CONSERVATION EASEMENT AND GRANT CONTENTS
Public policy: The conservation easement should provide a statement of state and local public policies the conservation easement supports.
Purpose of a conservation easement: The conservation easement must contain a definition of purpose. The defined purpose of the grant and conservation easement must be consistent and identify the resources and conservation values to be protected.
Conservation values: The conservation easement should contain a definition and description of the resources and conservation values protected by the easement. The description and definition should be consistent with the Baseline Conditions Report. The definition of the conservation values should include sufficient detail that explains habitat types, particular species or resources identified for protection, such as wildlife, nature of the working landscape, agricultural, historical, cultural, archaeological or recreational values.
Standard recitals: Describe the owner in fee simple; provide a brief and general description of the property; landowner’s willingness to grant a conservation easement with restrictions; statement describing landowner’s willingness to use the property consistent with the stated purpose and adherence to the terms, covenants and conditions of the conservation easement.

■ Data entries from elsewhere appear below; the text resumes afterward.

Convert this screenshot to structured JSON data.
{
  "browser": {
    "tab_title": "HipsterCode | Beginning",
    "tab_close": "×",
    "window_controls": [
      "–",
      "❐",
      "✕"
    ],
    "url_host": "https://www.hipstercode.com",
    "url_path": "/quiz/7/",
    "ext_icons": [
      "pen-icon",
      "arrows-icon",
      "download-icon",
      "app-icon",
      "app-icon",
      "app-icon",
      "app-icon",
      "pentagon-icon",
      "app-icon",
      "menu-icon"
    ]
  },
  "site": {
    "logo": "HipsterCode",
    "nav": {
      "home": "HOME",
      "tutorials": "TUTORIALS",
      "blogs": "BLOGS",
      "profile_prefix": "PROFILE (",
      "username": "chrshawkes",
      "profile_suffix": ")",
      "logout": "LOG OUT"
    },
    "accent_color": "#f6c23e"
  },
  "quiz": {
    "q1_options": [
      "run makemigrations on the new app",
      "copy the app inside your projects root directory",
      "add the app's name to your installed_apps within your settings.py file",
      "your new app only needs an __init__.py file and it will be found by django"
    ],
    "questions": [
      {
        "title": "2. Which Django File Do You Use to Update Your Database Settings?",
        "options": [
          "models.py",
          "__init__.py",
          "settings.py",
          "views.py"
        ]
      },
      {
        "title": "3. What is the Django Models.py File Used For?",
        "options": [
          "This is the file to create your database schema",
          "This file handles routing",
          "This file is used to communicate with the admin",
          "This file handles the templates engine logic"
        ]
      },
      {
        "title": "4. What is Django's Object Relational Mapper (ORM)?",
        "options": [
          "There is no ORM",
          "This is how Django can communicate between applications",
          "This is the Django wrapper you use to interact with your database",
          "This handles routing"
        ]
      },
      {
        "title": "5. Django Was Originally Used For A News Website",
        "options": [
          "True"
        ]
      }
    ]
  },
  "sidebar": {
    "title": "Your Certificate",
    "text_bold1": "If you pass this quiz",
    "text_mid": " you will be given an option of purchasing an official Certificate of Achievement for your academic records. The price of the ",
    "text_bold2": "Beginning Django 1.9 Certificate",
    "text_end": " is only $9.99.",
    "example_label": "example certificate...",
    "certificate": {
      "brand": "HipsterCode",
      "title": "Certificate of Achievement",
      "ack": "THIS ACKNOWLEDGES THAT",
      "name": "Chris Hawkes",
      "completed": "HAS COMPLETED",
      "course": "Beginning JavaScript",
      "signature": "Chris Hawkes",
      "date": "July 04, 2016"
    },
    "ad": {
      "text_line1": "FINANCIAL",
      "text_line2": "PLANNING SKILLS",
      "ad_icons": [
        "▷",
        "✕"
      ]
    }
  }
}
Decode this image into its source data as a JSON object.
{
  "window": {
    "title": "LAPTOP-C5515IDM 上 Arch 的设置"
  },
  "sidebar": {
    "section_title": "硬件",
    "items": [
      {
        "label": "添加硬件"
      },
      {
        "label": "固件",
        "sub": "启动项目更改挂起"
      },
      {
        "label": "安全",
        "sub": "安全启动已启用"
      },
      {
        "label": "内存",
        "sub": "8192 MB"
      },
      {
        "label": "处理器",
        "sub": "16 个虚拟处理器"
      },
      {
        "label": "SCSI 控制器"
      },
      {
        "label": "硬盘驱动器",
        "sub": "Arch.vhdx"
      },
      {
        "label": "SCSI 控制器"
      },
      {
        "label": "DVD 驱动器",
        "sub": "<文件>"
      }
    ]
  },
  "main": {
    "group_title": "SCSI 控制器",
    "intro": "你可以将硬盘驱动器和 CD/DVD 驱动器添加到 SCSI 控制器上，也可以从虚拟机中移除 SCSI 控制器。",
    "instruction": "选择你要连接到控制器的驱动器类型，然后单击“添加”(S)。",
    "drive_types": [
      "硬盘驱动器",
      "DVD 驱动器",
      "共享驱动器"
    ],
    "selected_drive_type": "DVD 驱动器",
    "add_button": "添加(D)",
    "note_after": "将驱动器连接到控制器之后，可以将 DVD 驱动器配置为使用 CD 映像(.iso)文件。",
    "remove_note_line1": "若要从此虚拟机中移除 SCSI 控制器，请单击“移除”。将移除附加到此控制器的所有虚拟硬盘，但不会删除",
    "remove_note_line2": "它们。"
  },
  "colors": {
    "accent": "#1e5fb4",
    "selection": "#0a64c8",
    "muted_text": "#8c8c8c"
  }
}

Grantee authority: A statement describing the easement holder’s authority to hold the conservation easement defined by Section 170(h)(3) of the Internal Revenue Code, Section 815.3 of the California Civil Code and as certified by the governing body of the easement holder. The statement should express the responsibility to monitoring and enforce the terms and conditions of the conservation easement.
Landowner conveyance: A statement of what the landowner desires to convey for valuable consideration to assure the protection of the defined conservation values and the purpose of the conservation easement.
Baseline conditions report: The conservation easement should contain reference to the Baseline Conditions Report. The Report must be signed and certified by the grantor and grantee as representing a current and accurate description and representation of the protected property, its resources and conservation values.
Compliance monitoring: The conservation easement should contain language that requires the easement area to be monitored by the grantee at least annually to assess the condition of the property, including without limitation, the conservation values and compliance with the conservation easement and purposes of the grant. The easement must also contain language that allows the grantee access to the property no less than once in an agreed upon period of calendar years to assess compliance with the terms, covenants, and conditions of the Grant Agreement between grantor and the grantee.
Monitoring protocols: Prior to the close of escrow, the grantee should develop monitoring protocols. At a minimum, the protocols should address the terms and conditions of the conservation easement, the purpose of the easement and the conservation values. The protocols should include a definition of impairment that in part includes a statement of what to do if the conservation values are reduced to such level that they are no longer sustainable and render the purpose of the conservation easement void. The monitoring protocols should be reviewed and approved by grantor.
Monitoring report: Commencing one year after the close of escrow and every year thereafter, the grantee should provide a written report to grantor describing and assessing the condition of the easement area and the condition of the conservation values. The monitoring report should address each of the approved monitoring protocols, including an assessment of the conservation values.